* [YOUR TASK]: Could you restate exactly the lines that begin at the line with "Output a JSON" and end at the final line of the data?

Page and application data records:
....
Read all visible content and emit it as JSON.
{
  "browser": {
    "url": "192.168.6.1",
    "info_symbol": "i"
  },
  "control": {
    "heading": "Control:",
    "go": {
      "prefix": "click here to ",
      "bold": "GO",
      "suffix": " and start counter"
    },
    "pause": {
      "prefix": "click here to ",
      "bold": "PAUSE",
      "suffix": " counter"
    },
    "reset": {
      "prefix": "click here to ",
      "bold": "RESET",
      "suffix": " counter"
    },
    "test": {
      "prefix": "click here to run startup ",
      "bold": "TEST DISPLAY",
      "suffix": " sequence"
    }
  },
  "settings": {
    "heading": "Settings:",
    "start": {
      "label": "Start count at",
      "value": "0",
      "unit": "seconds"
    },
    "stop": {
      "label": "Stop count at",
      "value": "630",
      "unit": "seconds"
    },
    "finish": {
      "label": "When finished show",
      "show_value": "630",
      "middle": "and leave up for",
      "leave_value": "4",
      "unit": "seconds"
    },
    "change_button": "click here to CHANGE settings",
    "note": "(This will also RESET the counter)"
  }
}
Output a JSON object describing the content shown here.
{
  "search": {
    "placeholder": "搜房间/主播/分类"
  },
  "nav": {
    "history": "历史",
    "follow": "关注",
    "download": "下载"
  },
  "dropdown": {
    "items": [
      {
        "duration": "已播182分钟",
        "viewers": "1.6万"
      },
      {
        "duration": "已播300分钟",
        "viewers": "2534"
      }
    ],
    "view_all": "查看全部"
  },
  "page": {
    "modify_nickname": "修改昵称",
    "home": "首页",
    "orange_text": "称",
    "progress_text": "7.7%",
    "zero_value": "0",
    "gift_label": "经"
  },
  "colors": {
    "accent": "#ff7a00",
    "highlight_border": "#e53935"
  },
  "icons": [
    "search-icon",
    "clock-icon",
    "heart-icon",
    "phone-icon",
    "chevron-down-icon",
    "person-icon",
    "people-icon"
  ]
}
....
* [RESPONSE BOX]:
Output a JSON object describing the content shown here.
{
  "search": {
    "placeholder": "搜房间/主播/分类"
  },
  "nav": {
    "history": "历史",
    "follow": "关注",
    "download": "下载"
  },
  "dropdown": {
    "items": [
      {
        "duration": "已播182分钟",
        "viewers": "1.6万"
      },
      {
        "duration": "已播300分钟",
        "viewers": "2534"
      }
    ],
    "view_all": "查看全部"
  },
  "page": {
    "modify_nickname": "修改昵称",
    "home": "首页",
    "orange_text": "称",
    "progress_text": "7.7%",
    "zero_value": "0",
    "gift_label": "经"
  },
  "colors": {
    "accent": "#ff7a00",
    "highlight_border": "#e53935"
  },
  "icons": [
    "search-icon",
    "clock-icon",
    "heart-icon",
    "phone-icon",
    "chevron-down-icon",
    "person-icon",
    "people-icon"
  ]
}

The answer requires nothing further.